Accidentally pull the push door? Ope. About to step into the street but see a car? Ope. Trying to flag down a waiter? Ope. Chicago magazine points out what’s on the tip of our tongue.
The legendary oral historian’s book Working, about people and their jobs, was an unlikely hit. So what did it sound like to make? The Kitchen Sisters get a listen.
The 400-student Cristo Rey St. Martin, serving mostly low-income students in Waukegan, got a remarkable rebuild from a Chicago firm. CityLab pays a visit.
25 years after Exile in Guyville, the singer-songwriter and producer Brad Wood revisit one of its best songs. Song Exploder breaks it down.
There are only 88—28 full time—for more than 60,000 cases in Spanish, Polish, Arabic, Urdu, and more. And that number might get smaller. The Reader takes a look.
After several near-death experiences and losing his wife to the drug, Steve Kamenicky went to work for the Chicago Recovery Alliance. WBEZ talks to “Ponytail Steve.”
They get paid first—which incentivizes them to take cases, but also makes it harder for their clients to get out of it. ProPublica Illinois investigates.
The beloved Cub is celebrating a decade in the business. USA Today sits down with him.
Photographer Clarissa Bonet starts with camera snapshots of street scenes, then vividly recreates them with models. The Guardian shows her work.
10. Peter Sagal
Words of wisdom on divorce, humor, and Stormy Daniels from the NPR favorite.
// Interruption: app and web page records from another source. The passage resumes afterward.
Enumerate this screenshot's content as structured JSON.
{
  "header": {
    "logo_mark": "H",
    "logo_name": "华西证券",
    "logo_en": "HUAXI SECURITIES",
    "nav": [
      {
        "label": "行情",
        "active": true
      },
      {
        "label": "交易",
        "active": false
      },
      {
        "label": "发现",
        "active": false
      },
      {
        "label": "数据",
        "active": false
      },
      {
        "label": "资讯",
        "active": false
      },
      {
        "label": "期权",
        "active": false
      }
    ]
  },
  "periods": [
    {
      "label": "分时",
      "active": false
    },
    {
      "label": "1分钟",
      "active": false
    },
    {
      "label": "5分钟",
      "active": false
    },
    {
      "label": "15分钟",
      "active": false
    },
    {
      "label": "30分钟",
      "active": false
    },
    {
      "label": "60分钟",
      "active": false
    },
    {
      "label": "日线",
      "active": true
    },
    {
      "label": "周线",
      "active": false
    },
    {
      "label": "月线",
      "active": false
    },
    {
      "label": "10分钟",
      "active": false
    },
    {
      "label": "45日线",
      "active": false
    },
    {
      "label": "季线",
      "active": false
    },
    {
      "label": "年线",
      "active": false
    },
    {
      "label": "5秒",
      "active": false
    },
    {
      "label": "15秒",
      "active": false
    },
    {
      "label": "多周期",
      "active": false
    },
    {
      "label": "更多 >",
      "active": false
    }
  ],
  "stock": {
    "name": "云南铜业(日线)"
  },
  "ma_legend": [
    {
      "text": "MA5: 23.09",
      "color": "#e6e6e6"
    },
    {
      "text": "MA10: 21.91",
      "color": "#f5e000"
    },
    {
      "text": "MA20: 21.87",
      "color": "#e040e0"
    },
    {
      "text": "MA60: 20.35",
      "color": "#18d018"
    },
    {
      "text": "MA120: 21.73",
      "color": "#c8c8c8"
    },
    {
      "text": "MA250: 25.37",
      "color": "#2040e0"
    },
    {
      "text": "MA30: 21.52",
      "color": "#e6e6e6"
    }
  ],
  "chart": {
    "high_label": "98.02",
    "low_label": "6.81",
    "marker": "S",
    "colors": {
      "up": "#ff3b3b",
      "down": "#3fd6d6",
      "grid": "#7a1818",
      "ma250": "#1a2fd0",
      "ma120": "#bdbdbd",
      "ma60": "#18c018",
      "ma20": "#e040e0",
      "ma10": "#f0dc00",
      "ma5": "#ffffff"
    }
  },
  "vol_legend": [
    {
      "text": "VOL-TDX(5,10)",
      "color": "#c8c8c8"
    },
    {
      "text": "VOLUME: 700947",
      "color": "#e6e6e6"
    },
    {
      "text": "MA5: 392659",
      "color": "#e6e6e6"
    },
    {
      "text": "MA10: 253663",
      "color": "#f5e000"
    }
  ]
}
Chicago magazine learns from the Wait, Wait… Don’t Tell Me! host.